• **Exercise requirements**
Across all the records, filter for lines with the word "subtitle" and copy them.

• **Exercise materials**

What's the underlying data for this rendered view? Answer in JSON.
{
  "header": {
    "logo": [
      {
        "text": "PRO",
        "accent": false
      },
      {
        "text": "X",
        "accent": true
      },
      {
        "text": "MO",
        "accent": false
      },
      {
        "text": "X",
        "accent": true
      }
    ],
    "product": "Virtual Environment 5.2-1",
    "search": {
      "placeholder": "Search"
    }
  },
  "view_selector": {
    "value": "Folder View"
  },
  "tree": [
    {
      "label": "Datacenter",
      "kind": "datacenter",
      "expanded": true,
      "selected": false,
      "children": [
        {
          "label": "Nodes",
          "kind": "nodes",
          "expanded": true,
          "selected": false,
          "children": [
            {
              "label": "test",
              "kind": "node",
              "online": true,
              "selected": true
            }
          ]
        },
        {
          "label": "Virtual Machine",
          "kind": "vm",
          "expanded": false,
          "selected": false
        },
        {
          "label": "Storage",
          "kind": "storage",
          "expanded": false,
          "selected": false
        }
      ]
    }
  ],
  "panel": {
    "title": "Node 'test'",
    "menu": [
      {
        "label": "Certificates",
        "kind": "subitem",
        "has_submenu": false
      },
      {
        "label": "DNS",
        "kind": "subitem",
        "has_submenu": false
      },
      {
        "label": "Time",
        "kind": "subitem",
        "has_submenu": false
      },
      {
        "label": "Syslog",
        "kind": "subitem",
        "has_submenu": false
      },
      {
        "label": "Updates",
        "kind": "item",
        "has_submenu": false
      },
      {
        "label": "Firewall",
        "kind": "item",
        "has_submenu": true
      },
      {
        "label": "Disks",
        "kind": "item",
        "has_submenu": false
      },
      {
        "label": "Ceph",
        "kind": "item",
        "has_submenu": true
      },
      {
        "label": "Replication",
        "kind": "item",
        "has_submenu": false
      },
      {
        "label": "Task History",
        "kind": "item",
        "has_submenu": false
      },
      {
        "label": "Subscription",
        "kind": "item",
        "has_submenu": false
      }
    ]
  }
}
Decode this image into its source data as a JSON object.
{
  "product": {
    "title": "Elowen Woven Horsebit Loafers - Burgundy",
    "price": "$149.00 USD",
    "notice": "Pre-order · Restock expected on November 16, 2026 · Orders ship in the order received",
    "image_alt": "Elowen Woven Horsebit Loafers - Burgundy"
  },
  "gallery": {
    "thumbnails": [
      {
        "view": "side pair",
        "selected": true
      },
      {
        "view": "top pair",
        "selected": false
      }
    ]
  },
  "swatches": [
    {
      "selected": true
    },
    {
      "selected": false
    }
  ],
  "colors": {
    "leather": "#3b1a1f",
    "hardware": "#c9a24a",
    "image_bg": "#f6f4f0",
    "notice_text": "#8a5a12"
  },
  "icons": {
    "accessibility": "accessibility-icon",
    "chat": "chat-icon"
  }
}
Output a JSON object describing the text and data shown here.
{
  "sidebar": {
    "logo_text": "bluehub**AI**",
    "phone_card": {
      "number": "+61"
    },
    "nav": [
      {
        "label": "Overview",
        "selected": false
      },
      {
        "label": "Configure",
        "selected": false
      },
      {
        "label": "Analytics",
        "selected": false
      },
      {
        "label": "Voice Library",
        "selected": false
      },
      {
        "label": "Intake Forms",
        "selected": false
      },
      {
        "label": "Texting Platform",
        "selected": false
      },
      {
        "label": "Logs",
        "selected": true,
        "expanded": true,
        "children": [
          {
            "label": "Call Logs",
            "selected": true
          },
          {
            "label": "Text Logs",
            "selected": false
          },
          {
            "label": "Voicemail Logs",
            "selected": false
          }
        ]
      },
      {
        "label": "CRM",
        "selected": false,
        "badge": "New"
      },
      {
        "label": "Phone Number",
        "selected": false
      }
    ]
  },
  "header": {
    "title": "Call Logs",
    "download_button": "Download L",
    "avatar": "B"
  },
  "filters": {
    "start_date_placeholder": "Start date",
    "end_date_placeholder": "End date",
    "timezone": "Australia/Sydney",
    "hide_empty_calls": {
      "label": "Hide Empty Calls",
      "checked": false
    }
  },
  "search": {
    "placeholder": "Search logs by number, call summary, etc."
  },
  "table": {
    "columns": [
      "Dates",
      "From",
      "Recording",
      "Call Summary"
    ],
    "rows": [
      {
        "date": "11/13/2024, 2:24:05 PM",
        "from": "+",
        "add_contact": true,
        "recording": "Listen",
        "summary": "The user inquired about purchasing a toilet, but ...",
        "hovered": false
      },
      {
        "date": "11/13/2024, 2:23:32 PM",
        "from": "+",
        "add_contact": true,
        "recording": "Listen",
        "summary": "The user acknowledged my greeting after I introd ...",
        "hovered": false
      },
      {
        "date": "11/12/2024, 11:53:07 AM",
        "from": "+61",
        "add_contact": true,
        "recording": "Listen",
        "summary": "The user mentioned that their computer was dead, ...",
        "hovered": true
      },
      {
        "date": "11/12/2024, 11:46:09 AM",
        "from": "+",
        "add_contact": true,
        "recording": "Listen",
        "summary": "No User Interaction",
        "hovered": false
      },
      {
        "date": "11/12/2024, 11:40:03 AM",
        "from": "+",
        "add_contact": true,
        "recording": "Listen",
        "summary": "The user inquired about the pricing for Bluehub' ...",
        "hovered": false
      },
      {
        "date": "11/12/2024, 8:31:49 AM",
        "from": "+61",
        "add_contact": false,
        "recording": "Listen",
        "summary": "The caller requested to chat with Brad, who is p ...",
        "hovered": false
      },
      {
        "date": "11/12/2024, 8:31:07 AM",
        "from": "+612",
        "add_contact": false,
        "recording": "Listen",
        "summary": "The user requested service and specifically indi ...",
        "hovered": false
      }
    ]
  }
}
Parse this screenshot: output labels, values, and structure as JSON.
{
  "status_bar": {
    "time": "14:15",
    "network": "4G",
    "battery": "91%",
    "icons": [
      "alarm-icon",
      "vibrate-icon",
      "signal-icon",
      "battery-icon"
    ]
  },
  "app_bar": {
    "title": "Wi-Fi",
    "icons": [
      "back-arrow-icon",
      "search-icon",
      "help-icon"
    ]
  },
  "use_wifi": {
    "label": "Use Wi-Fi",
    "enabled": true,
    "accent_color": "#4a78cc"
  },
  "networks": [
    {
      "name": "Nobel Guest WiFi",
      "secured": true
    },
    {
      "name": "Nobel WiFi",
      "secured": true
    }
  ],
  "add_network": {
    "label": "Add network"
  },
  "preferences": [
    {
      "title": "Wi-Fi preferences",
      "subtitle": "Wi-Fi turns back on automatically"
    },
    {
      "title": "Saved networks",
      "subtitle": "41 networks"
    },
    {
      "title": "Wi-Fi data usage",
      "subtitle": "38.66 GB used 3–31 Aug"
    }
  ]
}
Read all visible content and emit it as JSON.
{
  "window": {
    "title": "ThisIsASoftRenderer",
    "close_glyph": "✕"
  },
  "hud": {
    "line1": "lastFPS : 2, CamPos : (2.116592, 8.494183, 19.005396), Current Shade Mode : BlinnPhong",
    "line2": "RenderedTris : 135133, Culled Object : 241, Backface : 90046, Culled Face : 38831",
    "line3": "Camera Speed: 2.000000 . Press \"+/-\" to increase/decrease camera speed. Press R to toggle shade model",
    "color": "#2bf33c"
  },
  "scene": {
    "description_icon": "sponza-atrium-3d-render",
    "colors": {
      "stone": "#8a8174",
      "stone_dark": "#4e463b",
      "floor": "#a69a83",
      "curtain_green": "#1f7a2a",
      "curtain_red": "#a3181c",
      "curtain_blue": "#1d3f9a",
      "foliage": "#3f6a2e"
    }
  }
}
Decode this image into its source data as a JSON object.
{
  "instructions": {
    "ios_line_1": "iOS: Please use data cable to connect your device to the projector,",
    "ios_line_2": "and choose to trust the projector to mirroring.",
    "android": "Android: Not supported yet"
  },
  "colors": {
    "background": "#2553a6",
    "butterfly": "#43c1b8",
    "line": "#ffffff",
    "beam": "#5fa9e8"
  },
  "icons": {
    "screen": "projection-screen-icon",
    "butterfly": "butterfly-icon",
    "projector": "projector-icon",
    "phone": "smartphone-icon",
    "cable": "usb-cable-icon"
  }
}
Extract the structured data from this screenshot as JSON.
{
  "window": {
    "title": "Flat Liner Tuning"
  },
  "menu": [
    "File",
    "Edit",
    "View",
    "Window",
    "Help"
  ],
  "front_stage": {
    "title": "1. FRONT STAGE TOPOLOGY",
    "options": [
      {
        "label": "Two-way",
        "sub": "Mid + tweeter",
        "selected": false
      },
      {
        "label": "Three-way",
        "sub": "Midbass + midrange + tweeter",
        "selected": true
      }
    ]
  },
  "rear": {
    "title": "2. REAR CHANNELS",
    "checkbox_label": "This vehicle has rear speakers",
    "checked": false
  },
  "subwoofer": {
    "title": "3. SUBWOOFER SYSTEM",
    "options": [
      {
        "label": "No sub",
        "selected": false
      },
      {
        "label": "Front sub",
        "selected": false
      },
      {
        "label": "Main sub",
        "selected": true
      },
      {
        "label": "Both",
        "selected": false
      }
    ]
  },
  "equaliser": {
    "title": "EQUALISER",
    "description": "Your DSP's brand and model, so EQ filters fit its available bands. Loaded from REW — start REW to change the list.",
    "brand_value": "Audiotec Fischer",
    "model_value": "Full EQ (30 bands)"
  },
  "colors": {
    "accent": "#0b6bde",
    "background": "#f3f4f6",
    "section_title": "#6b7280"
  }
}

• **Your solution**
      "subtitle": "Wi-Fi turns back on automatically"
      "subtitle": "41 networks"
      "subtitle": "38.66 GB used 3–31 Aug"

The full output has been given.